When her husband died a year ago, the now 76-year-old Hannah escaped Baghdad under the guise of being a war refugee. She was able to reach Europe through an Arab country and decided to locate an Israeli embassy.
“I am Jewish, I want to go to Israel,” she said in fluent Arabic and with great excitement. The embassy found it hard to believe her story; but when she named her relatives in Israel, the embassy officials realized the truly incredible nature of the story unfolding before their very eyes and quickly contacted the Ministry of Interior’s population administration.
“What happened? Did they find her?” asked Ephraim Menashe, Hannah’s brother, upon receiving the moving phone call. “We were in shock. Some of us hung up the phone, finding it hard to believe it was real,” Ephraim told Yedioth Ahronoth on Wednesday. “I always kept the faith that one day we would find her, my beloved sister.”
Meanwhile, the Israeli consul of the European city Hannah had arrived at took her into his private residence until she was able to board the plane taking her to Israel.
Hannah will be arriving in Israel shortly, where she will be acknowledged as the long-lost sister of a Jewish family and be granted new immigrant status.
Her relatives gathered late Wednesday at her brother Ephraim’s home in Ramat-Gan. “He hasn’t slept a wink from all the excitement,” his wife said. “My heart is loaded, but I don’t want to say too much right now,” said Ephraim. “I must ask her a questions which only she can answer.”
According to Hannah’s brother, only he knows the true details of her disappearance, since he was her closest sibling. “As soon as we had reached Israel, I decided to return to Iraq to look for her, but it the timing was wrong, and didn't make it there.”

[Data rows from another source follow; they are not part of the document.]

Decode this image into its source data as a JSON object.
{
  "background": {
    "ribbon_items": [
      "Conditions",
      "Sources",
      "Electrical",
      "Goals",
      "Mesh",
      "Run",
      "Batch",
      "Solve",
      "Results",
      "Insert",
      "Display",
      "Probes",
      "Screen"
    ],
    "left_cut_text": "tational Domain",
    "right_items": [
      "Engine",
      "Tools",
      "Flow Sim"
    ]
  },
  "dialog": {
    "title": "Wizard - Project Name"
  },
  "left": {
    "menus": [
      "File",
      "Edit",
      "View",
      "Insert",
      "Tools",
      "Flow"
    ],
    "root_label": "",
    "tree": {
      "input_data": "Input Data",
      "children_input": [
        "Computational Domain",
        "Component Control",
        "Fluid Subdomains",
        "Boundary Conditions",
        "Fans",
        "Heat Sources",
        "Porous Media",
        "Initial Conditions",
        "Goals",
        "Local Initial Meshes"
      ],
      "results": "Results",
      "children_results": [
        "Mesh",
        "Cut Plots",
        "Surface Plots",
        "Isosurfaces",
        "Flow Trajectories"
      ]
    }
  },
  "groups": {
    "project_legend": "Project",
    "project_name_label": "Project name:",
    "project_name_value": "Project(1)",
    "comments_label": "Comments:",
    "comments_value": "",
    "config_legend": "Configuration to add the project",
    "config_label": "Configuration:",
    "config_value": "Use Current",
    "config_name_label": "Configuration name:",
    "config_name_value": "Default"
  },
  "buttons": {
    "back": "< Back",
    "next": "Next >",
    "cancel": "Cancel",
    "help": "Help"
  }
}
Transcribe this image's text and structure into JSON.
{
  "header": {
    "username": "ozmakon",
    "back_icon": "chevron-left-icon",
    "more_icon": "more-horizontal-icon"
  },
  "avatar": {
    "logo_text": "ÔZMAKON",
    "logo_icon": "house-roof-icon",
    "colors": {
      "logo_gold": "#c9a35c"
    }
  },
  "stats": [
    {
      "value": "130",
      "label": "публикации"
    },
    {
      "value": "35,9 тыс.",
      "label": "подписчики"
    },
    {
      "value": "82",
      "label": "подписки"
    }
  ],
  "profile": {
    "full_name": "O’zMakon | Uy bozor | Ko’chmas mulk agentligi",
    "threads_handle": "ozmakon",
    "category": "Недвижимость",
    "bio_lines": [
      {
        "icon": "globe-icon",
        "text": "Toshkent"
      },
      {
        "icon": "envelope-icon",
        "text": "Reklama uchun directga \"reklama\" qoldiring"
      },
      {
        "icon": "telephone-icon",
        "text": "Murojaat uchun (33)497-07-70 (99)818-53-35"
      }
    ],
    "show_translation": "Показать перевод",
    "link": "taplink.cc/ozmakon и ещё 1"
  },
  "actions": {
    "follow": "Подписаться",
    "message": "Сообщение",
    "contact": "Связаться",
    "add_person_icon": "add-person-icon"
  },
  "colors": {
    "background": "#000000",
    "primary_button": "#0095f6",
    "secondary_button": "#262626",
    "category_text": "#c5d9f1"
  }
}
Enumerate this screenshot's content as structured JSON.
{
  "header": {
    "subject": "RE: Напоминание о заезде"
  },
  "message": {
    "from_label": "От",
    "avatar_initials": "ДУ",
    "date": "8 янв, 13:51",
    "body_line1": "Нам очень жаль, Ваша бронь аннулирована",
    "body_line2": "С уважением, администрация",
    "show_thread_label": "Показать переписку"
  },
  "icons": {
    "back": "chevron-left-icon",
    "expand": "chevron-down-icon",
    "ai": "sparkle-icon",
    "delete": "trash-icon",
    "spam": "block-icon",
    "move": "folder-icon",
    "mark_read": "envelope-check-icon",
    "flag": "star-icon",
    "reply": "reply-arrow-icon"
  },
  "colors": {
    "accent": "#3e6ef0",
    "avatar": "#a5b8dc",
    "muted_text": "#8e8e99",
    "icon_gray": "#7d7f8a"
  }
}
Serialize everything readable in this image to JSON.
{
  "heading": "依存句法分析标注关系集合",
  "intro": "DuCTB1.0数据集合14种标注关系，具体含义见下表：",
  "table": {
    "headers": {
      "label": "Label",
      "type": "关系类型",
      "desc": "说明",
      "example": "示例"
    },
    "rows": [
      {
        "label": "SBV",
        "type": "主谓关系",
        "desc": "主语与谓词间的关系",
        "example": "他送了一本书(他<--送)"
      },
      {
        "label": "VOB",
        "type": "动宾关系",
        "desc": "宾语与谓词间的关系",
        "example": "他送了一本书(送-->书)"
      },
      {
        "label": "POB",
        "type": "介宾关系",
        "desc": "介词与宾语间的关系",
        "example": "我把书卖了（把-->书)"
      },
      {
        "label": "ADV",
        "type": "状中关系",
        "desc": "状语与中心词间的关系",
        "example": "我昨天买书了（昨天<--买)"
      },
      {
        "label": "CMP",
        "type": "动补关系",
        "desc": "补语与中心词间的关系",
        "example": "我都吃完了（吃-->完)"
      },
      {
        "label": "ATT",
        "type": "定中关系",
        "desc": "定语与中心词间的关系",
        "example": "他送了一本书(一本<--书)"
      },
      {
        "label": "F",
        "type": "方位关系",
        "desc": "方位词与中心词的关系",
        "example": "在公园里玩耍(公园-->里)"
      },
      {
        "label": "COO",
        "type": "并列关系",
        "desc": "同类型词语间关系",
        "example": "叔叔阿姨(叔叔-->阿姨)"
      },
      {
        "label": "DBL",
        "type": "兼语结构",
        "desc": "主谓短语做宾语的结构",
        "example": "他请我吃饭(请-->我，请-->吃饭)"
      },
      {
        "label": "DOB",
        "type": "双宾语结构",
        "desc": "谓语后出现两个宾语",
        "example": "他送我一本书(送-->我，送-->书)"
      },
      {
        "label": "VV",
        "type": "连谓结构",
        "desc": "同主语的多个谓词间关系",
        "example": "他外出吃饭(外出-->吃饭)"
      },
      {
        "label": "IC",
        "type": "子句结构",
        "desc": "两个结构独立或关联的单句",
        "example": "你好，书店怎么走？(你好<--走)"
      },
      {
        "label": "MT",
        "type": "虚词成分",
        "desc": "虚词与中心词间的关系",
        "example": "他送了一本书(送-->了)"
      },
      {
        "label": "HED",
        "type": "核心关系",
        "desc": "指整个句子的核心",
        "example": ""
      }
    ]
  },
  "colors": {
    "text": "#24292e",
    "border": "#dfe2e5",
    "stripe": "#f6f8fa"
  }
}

It's hardly an easy task to make up for 55 lost years, her relatives agreed, especially since Hannah’s parents and some of her brothers and sisters have passed away. “It won’t be easy, but we love her and will help her adjust.”
Daniel Bettini contributed to this report